[TASK STATEMENT]
The answer must give back every line of the data exactly, with no pictures.

═════ INFORMATION SUPPLIED

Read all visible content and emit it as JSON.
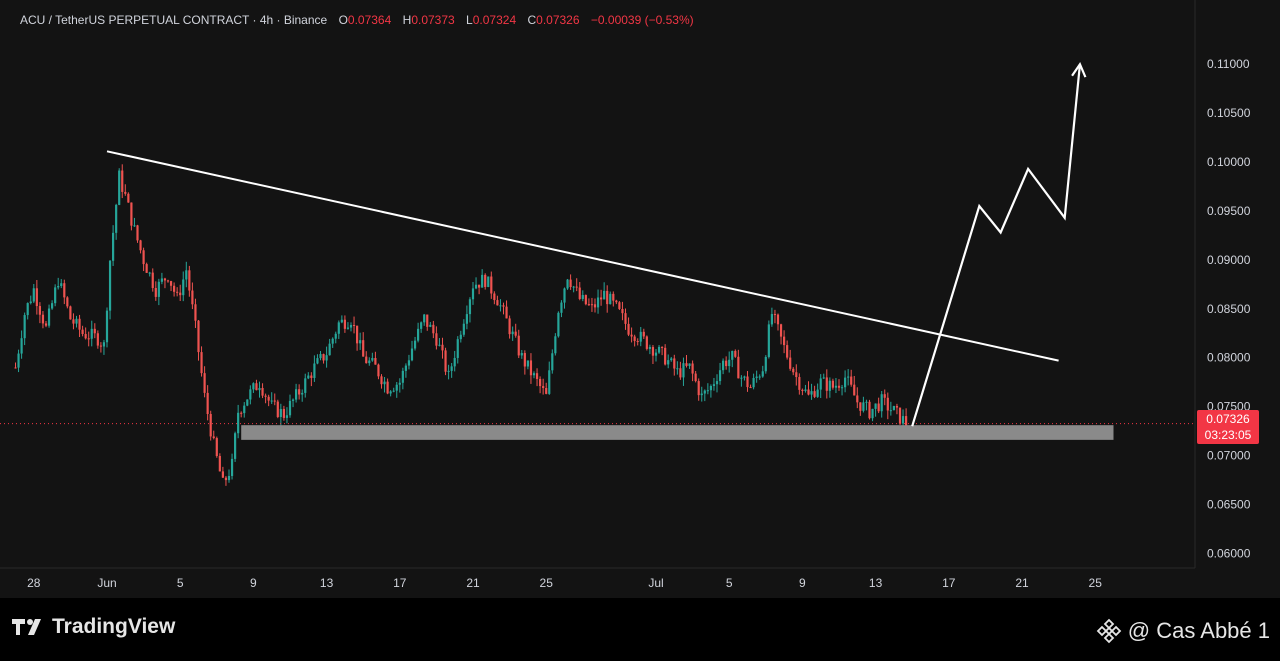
{
  "header": {
    "symbol": "ACU / TetherUS PERPETUAL CONTRACT · 4h · Binance",
    "o_key": "O",
    "o_val": "0.07364",
    "h_key": "H",
    "h_val": "0.07373",
    "l_key": "L",
    "l_val": "0.07324",
    "c_key": "C",
    "c_val": "0.07326",
    "change": "−0.00039 (−0.53%)"
  },
  "price_tag": {
    "price": "0.07326",
    "countdown": "03:23:05"
  },
  "footer": {
    "brand": "TradingView",
    "credit": "@ Cas Abbé 1"
  },
  "colors": {
    "background": "#131313",
    "up": "#26a69a",
    "down": "#ef5350",
    "annotation": "#ffffff",
    "support_zone": "#8a8a8a",
    "price_line": "#f23645"
  },
  "chart_data": {
    "type": "candlestick",
    "timeframe": "4h",
    "y_ticks": [
      "0.11000",
      "0.10500",
      "0.10000",
      "0.09500",
      "0.09000",
      "0.08500",
      "0.08000",
      "0.07500",
      "0.07000",
      "0.06500",
      "0.06000"
    ],
    "ylim": [
      0.0585,
      0.1135
    ],
    "x_ticks": [
      "28",
      "Jun",
      "5",
      "9",
      "13",
      "17",
      "21",
      "25",
      "Jul",
      "5",
      "9",
      "13",
      "17",
      "21",
      "25"
    ],
    "x_tick_dates": [
      "2024-05-28",
      "2024-06-01",
      "2024-06-05",
      "2024-06-09",
      "2024-06-13",
      "2024-06-17",
      "2024-06-21",
      "2024-06-25",
      "2024-07-01",
      "2024-07-05",
      "2024-07-09",
      "2024-07-13",
      "2024-07-17",
      "2024-07-21",
      "2024-07-25"
    ],
    "last_price": 0.07326,
    "price_path": [
      [
        "2024-05-27 00:00",
        0.079
      ],
      [
        "2024-05-27 12:00",
        0.0845
      ],
      [
        "2024-05-28 00:00",
        0.087
      ],
      [
        "2024-05-28 16:00",
        0.083
      ],
      [
        "2024-05-29 08:00",
        0.088
      ],
      [
        "2024-05-30 00:00",
        0.084
      ],
      [
        "2024-05-30 16:00",
        0.0825
      ],
      [
        "2024-05-31 12:00",
        0.082
      ],
      [
        "2024-05-31 20:00",
        0.0812
      ],
      [
        "2024-06-01 04:00",
        0.09
      ],
      [
        "2024-06-01 16:00",
        0.0985
      ],
      [
        "2024-06-02 00:00",
        0.0965
      ],
      [
        "2024-06-02 12:00",
        0.093
      ],
      [
        "2024-06-03 00:00",
        0.09
      ],
      [
        "2024-06-03 16:00",
        0.087
      ],
      [
        "2024-06-04 08:00",
        0.0885
      ],
      [
        "2024-06-04 20:00",
        0.086
      ],
      [
        "2024-06-05 08:00",
        0.089
      ],
      [
        "2024-06-05 20:00",
        0.083
      ],
      [
        "2024-06-06 08:00",
        0.076
      ],
      [
        "2024-06-06 20:00",
        0.071
      ],
      [
        "2024-06-07 08:00",
        0.067
      ],
      [
        "2024-06-07 20:00",
        0.069
      ],
      [
        "2024-06-08 04:00",
        0.0745
      ],
      [
        "2024-06-08 16:00",
        0.076
      ],
      [
        "2024-06-09 08:00",
        0.0775
      ],
      [
        "2024-06-10 00:00",
        0.075
      ],
      [
        "2024-06-10 16:00",
        0.0742
      ],
      [
        "2024-06-11 12:00",
        0.0765
      ],
      [
        "2024-06-12 08:00",
        0.079
      ],
      [
        "2024-06-13 00:00",
        0.0805
      ],
      [
        "2024-06-13 16:00",
        0.0835
      ],
      [
        "2024-06-14 08:00",
        0.084
      ],
      [
        "2024-06-15 00:00",
        0.08
      ],
      [
        "2024-06-15 16:00",
        0.079
      ],
      [
        "2024-06-16 08:00",
        0.077
      ],
      [
        "2024-06-17 00:00",
        0.0775
      ],
      [
        "2024-06-17 16:00",
        0.081
      ],
      [
        "2024-06-18 08:00",
        0.084
      ],
      [
        "2024-06-19 00:00",
        0.082
      ],
      [
        "2024-06-19 16:00",
        0.078
      ],
      [
        "2024-06-20 08:00",
        0.083
      ],
      [
        "2024-06-21 00:00",
        0.0875
      ],
      [
        "2024-06-21 16:00",
        0.088
      ],
      [
        "2024-06-22 08:00",
        0.086
      ],
      [
        "2024-06-23 00:00",
        0.083
      ],
      [
        "2024-06-23 16:00",
        0.08
      ],
      [
        "2024-06-24 08:00",
        0.078
      ],
      [
        "2024-06-25 00:00",
        0.076
      ],
      [
        "2024-06-25 16:00",
        0.085
      ],
      [
        "2024-06-26 04:00",
        0.0885
      ],
      [
        "2024-06-26 20:00",
        0.086
      ],
      [
        "2024-06-27 12:00",
        0.085
      ],
      [
        "2024-06-28 04:00",
        0.0865
      ],
      [
        "2024-06-28 20:00",
        0.085
      ],
      [
        "2024-06-29 12:00",
        0.083
      ],
      [
        "2024-06-30 04:00",
        0.082
      ],
      [
        "2024-06-30 20:00",
        0.081
      ],
      [
        "2024-07-01 12:00",
        0.08
      ],
      [
        "2024-07-02 04:00",
        0.0785
      ],
      [
        "2024-07-02 20:00",
        0.079
      ],
      [
        "2024-07-03 12:00",
        0.076
      ],
      [
        "2024-07-04 00:00",
        0.077
      ],
      [
        "2024-07-04 16:00",
        0.0795
      ],
      [
        "2024-07-05 04:00",
        0.08
      ],
      [
        "2024-07-05 16:00",
        0.078
      ],
      [
        "2024-07-06 04:00",
        0.077
      ],
      [
        "2024-07-06 20:00",
        0.079
      ],
      [
        "2024-07-07 08:00",
        0.0845
      ],
      [
        "2024-07-08 00:00",
        0.081
      ],
      [
        "2024-07-08 16:00",
        0.078
      ],
      [
        "2024-07-09 08:00",
        0.076
      ],
      [
        "2024-07-10 00:00",
        0.0775
      ],
      [
        "2024-07-10 16:00",
        0.077
      ],
      [
        "2024-07-11 08:00",
        0.078
      ],
      [
        "2024-07-12 00:00",
        0.0755
      ],
      [
        "2024-07-12 16:00",
        0.0745
      ],
      [
        "2024-07-13 08:00",
        0.0755
      ],
      [
        "2024-07-14 00:00",
        0.0745
      ],
      [
        "2024-07-14 16:00",
        0.0733
      ]
    ],
    "annotations": {
      "descending_trendline": {
        "start": [
          "2024-06-01 00:00",
          0.1011
        ],
        "end": [
          "2024-07-23 00:00",
          0.0797
        ]
      },
      "support_zone": {
        "from": "2024-06-08 08:00",
        "to": "2024-07-26 00:00",
        "top": 0.0731,
        "bottom": 0.0716
      },
      "projection_path": [
        [
          "2024-07-15 00:00",
          0.073
        ],
        [
          "2024-07-18 16:00",
          0.0955
        ],
        [
          "2024-07-19 20:00",
          0.0928
        ],
        [
          "2024-07-21 08:00",
          0.0993
        ],
        [
          "2024-07-23 08:00",
          0.0943
        ],
        [
          "2024-07-24 04:00",
          0.11
        ]
      ]
    }
  }
}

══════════

[EXERCISE RESPONSE]
Read all visible content and emit it as JSON.
{
  "header": {
    "symbol": "ACU / TetherUS PERPETUAL CONTRACT · 4h · Binance",
    "o_key": "O",
    "o_val": "0.07364",
    "h_key": "H",
    "h_val": "0.07373",
    "l_key": "L",
    "l_val": "0.07324",
    "c_key": "C",
    "c_val": "0.07326",
    "change": "−0.00039 (−0.53%)"
  },
  "price_tag": {
    "price": "0.07326",
    "countdown": "03:23:05"
  },
  "footer": {
    "brand": "TradingView",
    "credit": "@ Cas Abbé 1"
  },
  "colors": {
    "background": "#131313",
    "up": "#26a69a",
    "down": "#ef5350",
    "annotation": "#ffffff",
    "support_zone": "#8a8a8a",
    "price_line": "#f23645"
  },
  "chart_data": {
    "type": "candlestick",
    "timeframe": "4h",
    "y_ticks": [
      "0.11000",
      "0.10500",
      "0.10000",
      "0.09500",
      "0.09000",
      "0.08500",
      "0.08000",
      "0.07500",
      "0.07000",
      "0.06500",
      "0.06000"
    ],
    "ylim": [
      0.0585,
      0.1135
    ],
    "x_ticks": [
      "28",
      "Jun",
      "5",
      "9",
      "13",
      "17",
      "21",
      "25",
      "Jul",
      "5",
      "9",
      "13",
      "17",
      "21",
      "25"
    ],
    "x_tick_dates": [
      "2024-05-28",
      "2024-06-01",
      "2024-06-05",
      "2024-06-09",
      "2024-06-13",
      "2024-06-17",
      "2024-06-21",
      "2024-06-25",
      "2024-07-01",
      "2024-07-05",
      "2024-07-09",
      "2024-07-13",
      "2024-07-17",
      "2024-07-21",
      "2024-07-25"
    ],
    "last_price": 0.07326,
    "price_path": [
      [
        "2024-05-27 00:00",
        0.079
      ],
      [
        "2024-05-27 12:00",
        0.0845
      ],
      [
        "2024-05-28 00:00",
        0.087
      ],
      [
        "2024-05-28 16:00",
        0.083
      ],
      [
        "2024-05-29 08:00",
        0.088
      ],
      [
        "2024-05-30 00:00",
        0.084
      ],
      [
        "2024-05-30 16:00",
        0.0825
      ],
      [
        "2024-05-31 12:00",
        0.082
      ],
      [
        "2024-05-31 20:00",
        0.0812
      ],
      [
        "2024-06-01 04:00",
        0.09
      ],
      [
        "2024-06-01 16:00",
        0.0985
      ],
      [
        "2024-06-02 00:00",
        0.0965
      ],
      [
        "2024-06-02 12:00",
        0.093
      ],
      [
        "2024-06-03 00:00",
        0.09
      ],
      [
        "2024-06-03 16:00",
        0.087
      ],
      [
        "2024-06-04 08:00",
        0.0885
      ],
      [
        "2024-06-04 20:00",
        0.086
      ],
      [
        "2024-06-05 08:00",
        0.089
      ],
      [
        "2024-06-05 20:00",
        0.083
      ],
      [
        "2024-06-06 08:00",
        0.076
      ],
      [
        "2024-06-06 20:00",
        0.071
      ],
      [
        "2024-06-07 08:00",
        0.067
      ],
      [
        "2024-06-07 20:00",
        0.069
      ],
      [
        "2024-06-08 04:00",
        0.0745
      ],
      [
        "2024-06-08 16:00",
        0.076
      ],
      [
        "2024-06-09 08:00",
        0.0775
      ],
      [
        "2024-06-10 00:00",
        0.075
      ],
      [
        "2024-06-10 16:00",
        0.0742
      ],
      [
        "2024-06-11 12:00",
        0.0765
      ],
      [
        "2024-06-12 08:00",
        0.079
      ],
      [
        "2024-06-13 00:00",
        0.0805
      ],
      [
        "2024-06-13 16:00",
        0.0835
      ],
      [
        "2024-06-14 08:00",
        0.084
      ],
      [
        "2024-06-15 00:00",
        0.08
      ],
      [
        "2024-06-15 16:00",
        0.079
      ],
      [
        "2024-06-16 08:00",
        0.077
      ],
      [
        "2024-06-17 00:00",
        0.0775
      ],
      [
        "2024-06-17 16:00",
        0.081
      ],
      [
        "2024-06-18 08:00",
        0.084
      ],
      [
        "2024-06-19 00:00",
        0.082
      ],
      [
        "2024-06-19 16:00",
        0.078
      ],
      [
        "2024-06-20 08:00",
        0.083
      ],
      [
        "2024-06-21 00:00",
        0.0875
      ],
      [
        "2024-06-21 16:00",
        0.088
      ],
      [
        "2024-06-22 08:00",
        0.086
      ],
      [
        "2024-06-23 00:00",
        0.083
      ],
      [
        "2024-06-23 16:00",
        0.08
      ],
      [
        "2024-06-24 08:00",
        0.078
      ],
      [
        "2024-06-25 00:00",
        0.076
      ],
      [
        "2024-06-25 16:00",
        0.085
      ],
      [
        "2024-06-26 04:00",
        0.0885
      ],
      [
        "2024-06-26 20:00",
        0.086
      ],
      [
        "2024-06-27 12:00",
        0.085
      ],
      [
        "2024-06-28 04:00",
        0.0865
      ],
      [
        "2024-06-28 20:00",
        0.085
      ],
      [
        "2024-06-29 12:00",
        0.083
      ],
      [
        "2024-06-30 04:00",
        0.082
      ],
      [
        "2024-06-30 20:00",
        0.081
      ],
      [
        "2024-07-01 12:00",
        0.08
      ],
      [
        "2024-07-02 04:00",
        0.0785
      ],
      [
        "2024-07-02 20:00",
        0.079
      ],
      [
        "2024-07-03 12:00",
        0.076
      ],
      [
        "2024-07-04 00:00",
        0.077
      ],
      [
        "2024-07-04 16:00",
        0.0795
      ],
      [
        "2024-07-05 04:00",
        0.08
      ],
      [
        "2024-07-05 16:00",
        0.078
      ],
      [
        "2024-07-06 04:00",
        0.077
      ],
      [
        "2024-07-06 20:00",
        0.079
      ],
      [
        "2024-07-07 08:00",
        0.0845
      ],
      [
        "2024-07-08 00:00",
        0.081
      ],
      [
        "2024-07-08 16:00",
        0.078
      ],
      [
        "2024-07-09 08:00",
        0.076
      ],
      [
        "2024-07-10 00:00",
        0.0775
      ],
      [
        "2024-07-10 16:00",
        0.077
      ],
      [
        "2024-07-11 08:00",
        0.078
      ],
      [
        "2024-07-12 00:00",
        0.0755
      ],
      [
        "2024-07-12 16:00",
        0.0745
      ],
      [
        "2024-07-13 08:00",
        0.0755
      ],
      [
        "2024-07-14 00:00",
        0.0745
      ],
      [
        "2024-07-14 16:00",
        0.0733
      ]
    ],
    "annotations": {
      "descending_trendline": {
        "start": [
          "2024-06-01 00:00",
          0.1011
        ],
        "end": [
          "2024-07-23 00:00",
          0.0797
        ]
      },
      "support_zone": {
        "from": "2024-06-08 08:00",
        "to": "2024-07-26 00:00",
        "top": 0.0731,
        "bottom": 0.0716
      },
      "projection_path": [
        [
          "2024-07-15 00:00",
          0.073
        ],
        [
          "2024-07-18 16:00",
          0.0955
        ],
        [
          "2024-07-19 20:00",
          0.0928
        ],
        [
          "2024-07-21 08:00",
          0.0993
        ],
        [
          "2024-07-23 08:00",
          0.0943
        ],
        [
          "2024-07-24 04:00",
          0.11
        ]
      ]
    }
  }
}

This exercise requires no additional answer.